The e-mails to Gale were among a wave of fund-raising pleas inexplicably sent by the Trump campaign in recent days to lawmakers in the United Kingdom, Iceland, Australia, and elsewhere. The solicitations prompted watchdog groups in Washington to file two separate complaints Wednesday with the Federal Election Commission alleging that the Trump campaign was violating federal law by soliciting funds from foreign nationals.
“The scale and scope of this does seem somewhat unprecedented,” said Brendan Fischer, associate counsel for the Campaign Legal Center, which joined Democracy 21 in one of the complaints.
The episode is only the latest fund-raising stumble by Trump’s presidential campaign, which entered June with only $1.3 million and has been scrambling to put together a financial operation to take on the well-funded campaign of likely Democratic nominee Hillary Clinton.
Last week, Trump dispatched his first official fund-raising e-mail, casting a wide digital net for small donations that he hopes will infuse his cash-strapped campaign and the Republican Party’s coffers at a time when Clinton is lapping him in the money chase.
So far, his effort has both shown promise and hit speed bumps. His campaign said it raised $2 million in less than 12 hours after blasting out its first e-mail. But the e-mails to foreign nationals have caused a distraction, at best, and some experts have raised questions about whether his initial appeals landed in supporters’ spam folders at a higher rate than normal.
Whether the snags prove to be growing pains for a campaign that until recently eschewed traditional fund-raising or a sign of more serious stumbles to come is a key question facing Trump and the Republican Party as the general election comes into focus.
Trump’s campaign did not respond to requests for comment on the complaints to the FEC or questions about why e-mails were sent to foreign lawmakers.
The e-mails were sent both before and after Trump’s trip to Scotland last weekend to visit two of his golf courses, and their message focused on the “Brexit” vote in Britain to leave the European Union.
The mogul is trying to build out his once-lean campaign operation with experienced hands. As a part of that process, Trump recently enlisted the help of the Prosper Group, an Indiana-based digital strategy firm, to help with online fund-raising.
There have been other complications with Trump’s online fund-raising.
Tom Sather, senior director of research at Return Path, a data firm that performs e-mail studies, said he noticed that Trump’s campaign switched domain names when he sent his first e-mail out, causing many servers to flag it as spam and not recognize that it was coming from a familiar source.
Sather said he and his company also noticed a big jump in the size of Trump’s distribution list June 21, signaling that the campaign might have added another list or lists to its existing file.
Renting e-mail lists from former candidates is common practice in politics, and there is evidence suggesting Trump is doing that now.
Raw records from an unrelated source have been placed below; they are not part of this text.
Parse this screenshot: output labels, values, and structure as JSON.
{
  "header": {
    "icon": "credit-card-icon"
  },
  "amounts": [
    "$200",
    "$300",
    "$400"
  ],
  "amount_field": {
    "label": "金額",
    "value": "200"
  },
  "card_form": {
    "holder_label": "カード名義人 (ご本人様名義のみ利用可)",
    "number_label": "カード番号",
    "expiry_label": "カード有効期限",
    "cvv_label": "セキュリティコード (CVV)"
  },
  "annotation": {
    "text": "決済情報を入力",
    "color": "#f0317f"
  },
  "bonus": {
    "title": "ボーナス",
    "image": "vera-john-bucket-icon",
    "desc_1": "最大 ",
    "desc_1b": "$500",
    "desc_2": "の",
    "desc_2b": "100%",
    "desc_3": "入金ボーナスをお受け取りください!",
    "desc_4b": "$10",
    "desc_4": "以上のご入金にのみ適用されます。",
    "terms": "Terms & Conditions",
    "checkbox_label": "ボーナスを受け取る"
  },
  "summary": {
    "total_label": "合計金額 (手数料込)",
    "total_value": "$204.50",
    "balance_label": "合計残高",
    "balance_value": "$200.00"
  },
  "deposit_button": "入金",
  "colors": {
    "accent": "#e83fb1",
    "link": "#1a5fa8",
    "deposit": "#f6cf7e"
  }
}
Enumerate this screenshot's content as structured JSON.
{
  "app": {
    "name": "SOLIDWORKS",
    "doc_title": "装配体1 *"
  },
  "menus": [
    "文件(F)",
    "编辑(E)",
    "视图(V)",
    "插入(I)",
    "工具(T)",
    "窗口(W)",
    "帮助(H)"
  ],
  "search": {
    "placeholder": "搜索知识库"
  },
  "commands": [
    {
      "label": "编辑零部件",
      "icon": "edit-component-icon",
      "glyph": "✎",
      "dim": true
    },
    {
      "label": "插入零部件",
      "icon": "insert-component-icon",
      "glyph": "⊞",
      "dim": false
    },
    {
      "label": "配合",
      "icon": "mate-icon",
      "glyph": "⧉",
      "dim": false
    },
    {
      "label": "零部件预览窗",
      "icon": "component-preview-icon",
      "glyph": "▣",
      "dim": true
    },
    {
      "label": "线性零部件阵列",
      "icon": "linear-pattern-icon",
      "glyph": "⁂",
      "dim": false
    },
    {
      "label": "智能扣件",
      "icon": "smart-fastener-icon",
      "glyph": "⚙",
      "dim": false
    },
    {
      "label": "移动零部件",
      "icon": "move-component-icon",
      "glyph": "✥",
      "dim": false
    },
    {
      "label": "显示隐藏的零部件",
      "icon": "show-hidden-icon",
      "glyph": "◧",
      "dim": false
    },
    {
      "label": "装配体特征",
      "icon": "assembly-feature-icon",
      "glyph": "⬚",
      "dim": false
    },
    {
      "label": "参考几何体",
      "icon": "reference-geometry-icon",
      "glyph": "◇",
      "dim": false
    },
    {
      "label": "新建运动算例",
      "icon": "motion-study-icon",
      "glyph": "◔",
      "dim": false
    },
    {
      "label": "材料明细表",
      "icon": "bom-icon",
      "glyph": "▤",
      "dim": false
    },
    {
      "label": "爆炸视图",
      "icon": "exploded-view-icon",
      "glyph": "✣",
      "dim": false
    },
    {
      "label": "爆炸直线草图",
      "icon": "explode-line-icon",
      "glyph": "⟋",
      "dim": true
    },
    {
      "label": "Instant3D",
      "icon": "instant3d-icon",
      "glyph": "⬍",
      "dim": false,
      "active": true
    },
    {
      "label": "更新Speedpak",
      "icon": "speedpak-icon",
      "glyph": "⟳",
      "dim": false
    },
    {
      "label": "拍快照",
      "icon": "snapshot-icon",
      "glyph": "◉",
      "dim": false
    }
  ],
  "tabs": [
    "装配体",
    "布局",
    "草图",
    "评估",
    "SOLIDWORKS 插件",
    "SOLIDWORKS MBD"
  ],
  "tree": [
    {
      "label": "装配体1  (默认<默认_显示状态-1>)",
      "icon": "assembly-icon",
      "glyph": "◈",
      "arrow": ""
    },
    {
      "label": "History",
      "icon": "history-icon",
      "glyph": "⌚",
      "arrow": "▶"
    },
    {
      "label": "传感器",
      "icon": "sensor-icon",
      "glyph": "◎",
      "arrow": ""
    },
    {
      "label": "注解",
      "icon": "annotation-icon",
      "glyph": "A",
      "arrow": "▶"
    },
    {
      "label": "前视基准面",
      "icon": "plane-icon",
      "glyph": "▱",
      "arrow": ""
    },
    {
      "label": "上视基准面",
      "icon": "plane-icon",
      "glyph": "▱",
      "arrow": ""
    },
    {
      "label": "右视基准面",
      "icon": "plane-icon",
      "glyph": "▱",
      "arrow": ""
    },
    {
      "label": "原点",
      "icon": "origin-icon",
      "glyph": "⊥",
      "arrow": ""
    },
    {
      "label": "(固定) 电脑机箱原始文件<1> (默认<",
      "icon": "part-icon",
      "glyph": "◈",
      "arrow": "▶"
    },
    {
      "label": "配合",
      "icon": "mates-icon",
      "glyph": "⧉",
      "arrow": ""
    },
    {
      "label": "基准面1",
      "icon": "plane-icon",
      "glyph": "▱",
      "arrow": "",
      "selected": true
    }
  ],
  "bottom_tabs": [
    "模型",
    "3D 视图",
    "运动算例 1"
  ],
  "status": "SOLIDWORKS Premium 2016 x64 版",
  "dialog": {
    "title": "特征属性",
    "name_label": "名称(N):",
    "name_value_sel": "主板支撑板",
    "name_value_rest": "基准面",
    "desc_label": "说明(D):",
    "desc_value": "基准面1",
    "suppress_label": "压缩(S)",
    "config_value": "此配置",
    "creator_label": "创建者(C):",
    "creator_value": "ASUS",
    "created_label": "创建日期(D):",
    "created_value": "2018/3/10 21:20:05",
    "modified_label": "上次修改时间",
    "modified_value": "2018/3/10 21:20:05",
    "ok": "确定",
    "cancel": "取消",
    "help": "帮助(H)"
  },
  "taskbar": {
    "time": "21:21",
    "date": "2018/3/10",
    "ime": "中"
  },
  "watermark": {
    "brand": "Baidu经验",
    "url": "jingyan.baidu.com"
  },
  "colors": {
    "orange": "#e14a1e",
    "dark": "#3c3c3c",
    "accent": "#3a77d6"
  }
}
A Trump fund-raising e-mail sent out Wednesday afternoon came from email@example.com.Christie, a former presidential candidate and the Republican governor of New Jersey, supports Trump.
In last week’s fund-raising e-mail, Trump vowed to match the $2 million raised with his personal funds. Trump is also holding in-person fund-raisers across the country more often.
But he will need to keep up an intense pace if he wants to catch up to Clinton. Compared with Trump’s $1.3 million, campaign finance filings showed Clinton had $42 million at the start of this month.